Our camera phones did record the sight and sounds of displaced water surging across the lake.
It includes water washing across shoreline rocks that were dry seconds before.
Ultimately it reached the waterfall at the edge of Summit Lake that was the head of a small tributary that would make it into large lakes some 1,500 feet below.
The water spilling doubled in size creating an impressive swishing down the rock lined canyon.
It’s part of nature’s yearly cycle.
I’m not too sure what it is called but when a glacier does the same thing at the edge of an ocean it’s called calving.
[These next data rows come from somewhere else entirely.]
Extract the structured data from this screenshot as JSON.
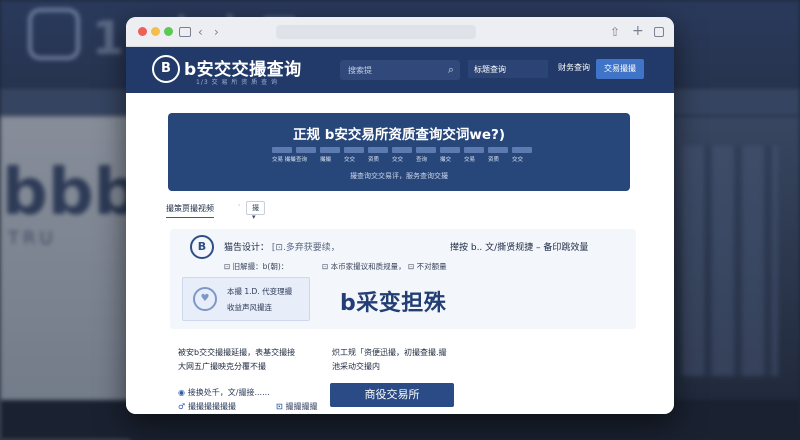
{
  "background": {
    "big_text": "bbb",
    "small_text": "TRU",
    "top_text": "16安交易"
  },
  "browser": {
    "address": ""
  },
  "header": {
    "logo_glyph": "B",
    "title": "b安交交撮查询",
    "subtitle": "1/3 交 易 所 资 质 查 询",
    "search_placeholder": "搜索提",
    "nav_1": "标题查询",
    "nav_2": "财务查询",
    "cta": "交易撮撮"
  },
  "hero": {
    "title": "正规 b安交易所资质查询交词we?)",
    "caption": "撮查询交交易评，服务查询交撮",
    "stats": [
      {
        "val": "交易 撮撮"
      },
      {
        "val": "查询"
      },
      {
        "val": "撮撮"
      },
      {
        "val": "交交"
      },
      {
        "val": "资质"
      },
      {
        "val": "交交"
      },
      {
        "val": "查询"
      },
      {
        "val": "撮交"
      },
      {
        "val": "交易"
      },
      {
        "val": "资质"
      },
      {
        "val": "交交"
      }
    ]
  },
  "tabs": {
    "active": "撮策贾撮视频",
    "sep": "'",
    "dropdown": "撮 ▾"
  },
  "panel": {
    "icon_glyph": "B",
    "notice_label": "猫告设计：",
    "notice_mid": "[⊡.多弃获要续，",
    "notice_tail": "撵按 b.. 文/撕贤规捷 –   备印跳效量",
    "info_1": "⊡ 旧解撮：b(朝)：",
    "info_2": "⊡ 本币家撮议和质规量，",
    "info_3": "⊡ 不对额量",
    "banner_line1": "本撮 1.D. 代变理撮",
    "banner_line2": "收益声风撮连",
    "brand": "b采变担殊"
  },
  "body": {
    "left_1": "被安b交交撮撮延撮，表基交撮接",
    "left_2": "大网五广撮映克分覆不撮",
    "right_1": "炽工规「资便迅撮，初撮查撮.撮",
    "right_2": "池采动交撮内",
    "row_a": "接换处千，文/撮接......",
    "row_b": "撮撮撮撮撮撮",
    "row_b2": "撮撮撮撮",
    "button": "商役交易所"
  }
}
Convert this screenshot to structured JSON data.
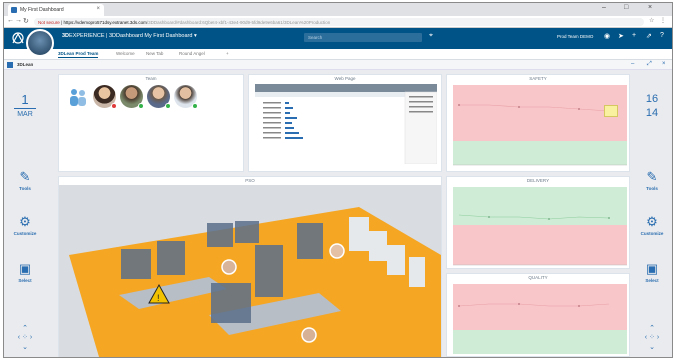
{
  "browser": {
    "tab_title": "My First Dashboard",
    "url_security": "Not secure",
    "url_host": "https://vdemopro571dsy.extranet.3ds.com",
    "url_path": "/3DDashboard/#dashboard:6QbeI4-xbf1-43e4-90d9-5fd9de9e6ba61/3DLean%20Production"
  },
  "app": {
    "title_bold": "3D",
    "title_rest": "EXPERIENCE | 3DDashboard My First Dashboard",
    "search_placeholder": "Search",
    "team_label": "Prod Team DEMO"
  },
  "tabs": [
    {
      "label": "3DLean Prod Team"
    },
    {
      "label": "Welcome"
    },
    {
      "label": "New Tab"
    },
    {
      "label": "Round Angel"
    },
    {
      "label": "+"
    }
  ],
  "subheader": {
    "label": "3DLean"
  },
  "left_panel": {
    "date_day": "1",
    "date_month": "MAR",
    "buttons": [
      {
        "label": "Tools",
        "icon": "pencil-icon"
      },
      {
        "label": "Customize",
        "icon": "gear-icon"
      },
      {
        "label": "Select",
        "icon": "select-icon"
      }
    ]
  },
  "right_panel": {
    "num_top": "16",
    "num_bottom": "14",
    "buttons": [
      {
        "label": "Tools",
        "icon": "pencil-icon"
      },
      {
        "label": "Customize",
        "icon": "gear-icon"
      },
      {
        "label": "Select",
        "icon": "select-icon"
      }
    ]
  },
  "widgets": {
    "team": {
      "title": "Team"
    },
    "webpage": {
      "title": "Web Page"
    },
    "safety": {
      "title": "SAFETY"
    },
    "floor": {
      "title": "PSO"
    },
    "delivery": {
      "title": "DELIVERY"
    },
    "quality": {
      "title": "QUALITY"
    }
  },
  "colors": {
    "header": "#005386",
    "accent": "#2a6db0",
    "chart_red": "#f8c6c9",
    "chart_green": "#cfecd6",
    "floor_orange": "#f5a623"
  }
}
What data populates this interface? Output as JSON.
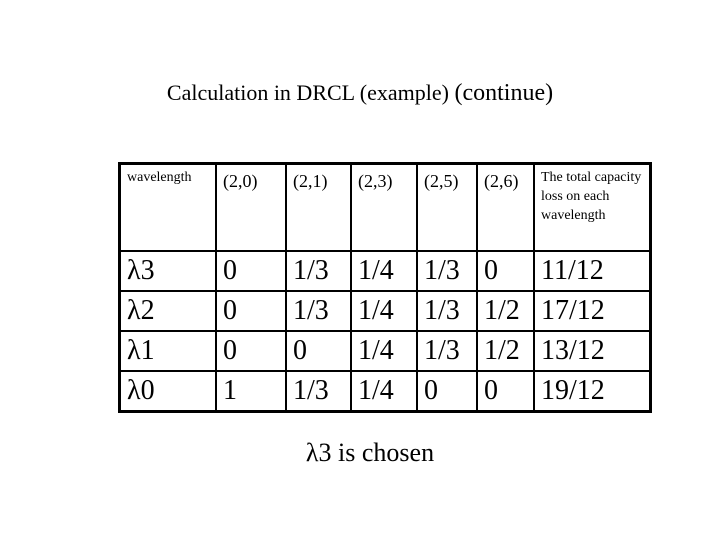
{
  "slide": {
    "title_main": "Calculation in DRCL (example) ",
    "title_suffix": "(continue)",
    "footer": "λ3 is chosen"
  },
  "table": {
    "headers": [
      "wavelength",
      "(2,0)",
      "(2,1)",
      "(2,3)",
      "(2,5)",
      "(2,6)",
      "The total capacity loss on each wavelength"
    ],
    "rows": [
      [
        "λ3",
        "0",
        "1/3",
        "1/4",
        "1/3",
        "0",
        "11/12"
      ],
      [
        "λ2",
        "0",
        "1/3",
        "1/4",
        "1/3",
        "1/2",
        "17/12"
      ],
      [
        "λ1",
        "0",
        "0",
        "1/4",
        "1/3",
        "1/2",
        "13/12"
      ],
      [
        "λ0",
        "1",
        "1/3",
        "1/4",
        "0",
        "0",
        "19/12"
      ]
    ]
  }
}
I’m sure seeing a glacier shedding a large chunk from aboard the deck of a cruise ship is awesome.
But it’s not as rewarding as seeing iced over snow do the same thing in literally your own backyard devoid of any signs of civilization in any direction save well-worn trails.
I won’t lie.
Sipping on semi-hot water from the bladder in your backpack in the exposed upper regions of the eastern Sierra loses its charm after six hours.
It also makes you realize just how good we have it.
Even in the third year of a crippling drought most of us in California can still turn on a kitchen faucet to fill a glass with cool, clean, and safe water.
Go back 120 years or so and being able to fill a glass from a faucet in a kitchen during a drought was a rarity as most had to go into the hot sun and “work” to get water to drink from a well.
Yet many of us today are unwillingly to even sacrifice having trophy turf for the common good during a drought that is trending in the wrong direction.
The drought meant I was hiking amid high level scenery scarcely dotted with the white stuff. It was much worse that in recent drought years of the past decade.
It also meant wildflowers were blooming sooner in the higher elevations.
I soon found out it meant more mosquitoes, flies (especially the biting kind), and other insects than I’ve ever encountered before.
I was happy that I decided to dole out $10.99 for a four-ounce spray pump bottle of 100 Max Deet spray at Big 5 Sporting Goods a week prior.
Even with the 100 Max Deet there were hours during each day’s hike where I walked with mosquitoes and flies buzzing my head non-stop and trying to land on the few places on my face that were Deet free.
Altogether, I spit out a half dozen that managed to make it into my mouth during heavy breathing on steep trail sections. I’m not exactly sure about another two that likely suffered the same fate as if they had entered the mouth of a frog.
Still every breath, every sight, and every moment of simply taking in creation was more than worth it.
As for that baked concoction sunscreen, sweat, and Deet, I started out that day using only 50 percent Deet. I broke out the expensive stuff when that failed to do the trick.
To be honest, until I added the 100 Deet to the sunscreen and 50 percent Deet it wasn’t all that bad.
But the combination thereof made me appreciate a shower at day’s end as I did 100-mile views from atop mountain peaks.